[Opening Records for this task section]

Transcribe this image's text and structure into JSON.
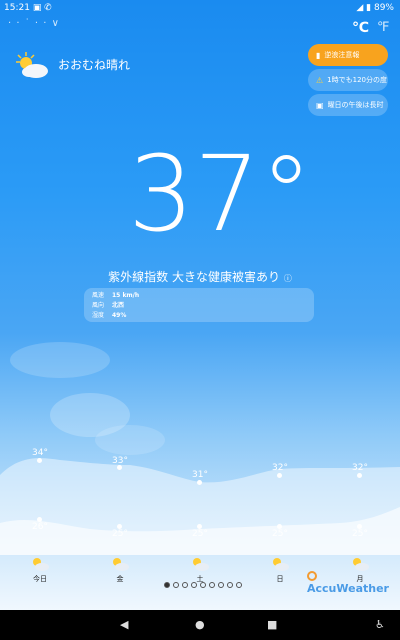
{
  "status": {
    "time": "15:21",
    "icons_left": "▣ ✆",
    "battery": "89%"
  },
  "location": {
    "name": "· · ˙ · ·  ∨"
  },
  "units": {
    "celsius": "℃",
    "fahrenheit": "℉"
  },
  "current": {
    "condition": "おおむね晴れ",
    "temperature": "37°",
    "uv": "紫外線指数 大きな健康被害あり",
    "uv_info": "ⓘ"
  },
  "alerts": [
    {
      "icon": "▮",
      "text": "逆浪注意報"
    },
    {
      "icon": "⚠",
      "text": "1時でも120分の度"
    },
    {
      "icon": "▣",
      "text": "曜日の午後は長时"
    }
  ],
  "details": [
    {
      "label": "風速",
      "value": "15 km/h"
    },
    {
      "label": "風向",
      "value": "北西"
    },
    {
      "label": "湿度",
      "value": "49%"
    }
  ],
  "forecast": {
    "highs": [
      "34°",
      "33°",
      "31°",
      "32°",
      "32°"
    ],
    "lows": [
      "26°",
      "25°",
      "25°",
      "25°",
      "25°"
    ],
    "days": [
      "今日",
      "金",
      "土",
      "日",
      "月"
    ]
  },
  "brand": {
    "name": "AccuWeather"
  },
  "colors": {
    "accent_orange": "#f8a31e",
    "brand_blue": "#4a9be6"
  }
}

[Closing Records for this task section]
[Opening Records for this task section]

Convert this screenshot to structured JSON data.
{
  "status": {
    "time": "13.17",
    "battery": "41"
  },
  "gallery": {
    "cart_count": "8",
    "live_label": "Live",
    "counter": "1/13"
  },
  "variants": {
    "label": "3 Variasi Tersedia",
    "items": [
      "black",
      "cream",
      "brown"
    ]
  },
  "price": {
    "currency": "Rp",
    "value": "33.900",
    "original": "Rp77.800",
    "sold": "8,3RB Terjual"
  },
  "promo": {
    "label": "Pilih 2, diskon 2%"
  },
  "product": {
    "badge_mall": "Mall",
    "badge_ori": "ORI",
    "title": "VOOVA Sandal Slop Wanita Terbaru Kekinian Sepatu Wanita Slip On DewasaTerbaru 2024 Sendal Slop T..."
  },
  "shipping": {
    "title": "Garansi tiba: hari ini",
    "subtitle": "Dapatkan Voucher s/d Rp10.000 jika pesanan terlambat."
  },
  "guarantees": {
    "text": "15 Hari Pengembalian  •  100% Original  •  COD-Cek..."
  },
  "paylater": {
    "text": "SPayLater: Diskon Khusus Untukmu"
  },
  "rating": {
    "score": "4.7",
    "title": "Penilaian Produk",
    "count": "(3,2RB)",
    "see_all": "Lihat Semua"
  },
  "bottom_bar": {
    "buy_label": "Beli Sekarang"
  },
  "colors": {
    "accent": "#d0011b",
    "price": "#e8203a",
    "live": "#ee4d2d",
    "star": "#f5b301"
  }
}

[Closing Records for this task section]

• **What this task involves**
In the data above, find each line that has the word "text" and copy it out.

• **Response to this exercise**
Transcribe this image's text and structure into JSON.
      "text": "逆浪注意報"
      "text": "1時でも120分の度"
      "text": "曜日の午後は長时"
    "text": "15 Hari Pengembalian  •  100% Original  •  COD-Cek..."
    "text": "SPayLater: Diskon Khusus Untukmu"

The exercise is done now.